A number of 4AD, Too Pure, and Beggars Banquet releases, including the Pixies, Love and Rockets, Bauhaus, David J, Peter Murphy, Kristin Hersh, Mclusky, Tindersticks, Throwing Muses, This Mortal Coil, and others are showing up in the Just Added lists at the iTunes store, but when you click on the albums there are no songs there. Another Sigur Rós/Radiohead fiasco? Or have they just not quite finished adding the albums yet?
After the Interior Show, we headed south to IKEA. After last weekend’s crush, I didn’t really think I’d get in and out in one piece without killing at least a few people. But thanks to some advance calling, we found the chest of drawers that they were out of last week, got it into our car, and got it home where it sat in two boxes overnight.
On Sunday after church, Lisa and I started assembly at about 10:30 am. We got the skeleton assembled and broke for lunch at about 12:30, then she turned her attention to the first of what would become seven quarts of tomato sauce (if anyone wants tomatoes, come and pick them from our garden. Please) while I assembled the rest of the bureau. With interruptions, the task took until 5:30. Ye gods.
Finally, though, we have enough storage to hold all our clothes, for the first time in our marriage—until now we’ve been limping along on my bachelor four-drawer chest which, though faithful, isn’t really big enough to hold two people’s stuff.
Saturday was the Seattle Interior Show. Since we didn’t get a call, I think it’s safe to say we didn’t win the grand prize drawing of all Kitchenaid major appliances. So I can say without reservation that the show wasn’t what I expected. I was hoping, based on nothing but the grand prize, for lots of appliances and other things that would allow me to revel in the manly side of home improvement. What I got was interior design, and about forty tile and glass vendors. (Aside: am I the only one that doesn’t get the concept of using tile anywhere but in the bathroom, and maybe the kitchen? or of using little glass mosaic tiles anywhere?)
But we had a good time, and came home with a gorgeous blown-glass colored vase by the partnership that made the glass lampshades that appear in Debra Messing’s office on Will and Grace.
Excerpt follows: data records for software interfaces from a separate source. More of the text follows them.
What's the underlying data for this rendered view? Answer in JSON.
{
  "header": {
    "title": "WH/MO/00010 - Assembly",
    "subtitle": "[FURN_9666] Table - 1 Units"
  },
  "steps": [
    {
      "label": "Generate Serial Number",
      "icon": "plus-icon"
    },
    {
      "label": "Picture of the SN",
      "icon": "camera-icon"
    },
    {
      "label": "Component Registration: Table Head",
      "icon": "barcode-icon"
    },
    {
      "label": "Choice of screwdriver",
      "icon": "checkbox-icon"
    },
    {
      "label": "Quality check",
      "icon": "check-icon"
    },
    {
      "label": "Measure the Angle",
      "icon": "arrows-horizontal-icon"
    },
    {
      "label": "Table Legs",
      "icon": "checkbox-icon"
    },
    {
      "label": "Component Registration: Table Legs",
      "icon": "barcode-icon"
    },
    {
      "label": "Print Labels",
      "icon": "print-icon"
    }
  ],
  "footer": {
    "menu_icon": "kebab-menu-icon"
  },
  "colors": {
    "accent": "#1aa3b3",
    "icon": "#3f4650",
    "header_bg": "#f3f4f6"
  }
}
That was their line; personally I think the inclusion of some of their pieces in the Museum of Glass is a bigger claim to fame, but hey.
I also found that I’m capable of sleeping in public, thanks to Gretchen Schauffler of Devine Color, who committed the cardinal sin of giving a forty-minute lecture about color in a half-darkened seminar room and not showing any colors. It’s nice to hear about all your past careers, dear, but shut up and talk about paint already.
A gray Monday morning here in Seattle, but I don’t mind. I’m too busy trying to shake off the domesticity of the weekend and gird my loins for the week.
On Friday we went to see Intolerable Cruelty, which got the most out-loud laughs of any movie I’ve seen in years in the sold out theatre. The kids on IMDB think it’s the weakest of the Coen Brothers’ movies, and that might be true—the characters aren’t nearly as quirky, the ending too forced. But on the other hand it’s also the Coens’ first movie in ages where the jokes were firmly grounded in something other than dialect humor. (Not that I minded in the earlier films—“them sirens loved him up and turned him into a horny toad!” being a line for which I will wait years, if necessary, for the time when I can drop it into conversation without forcing the setup—but Simon and Garfunkel on the bagpipes was funnier without being cruel.) Lisa liked it too, which is a stricter criterion of greatness—her sense of humor is a lot less forgiving than mine.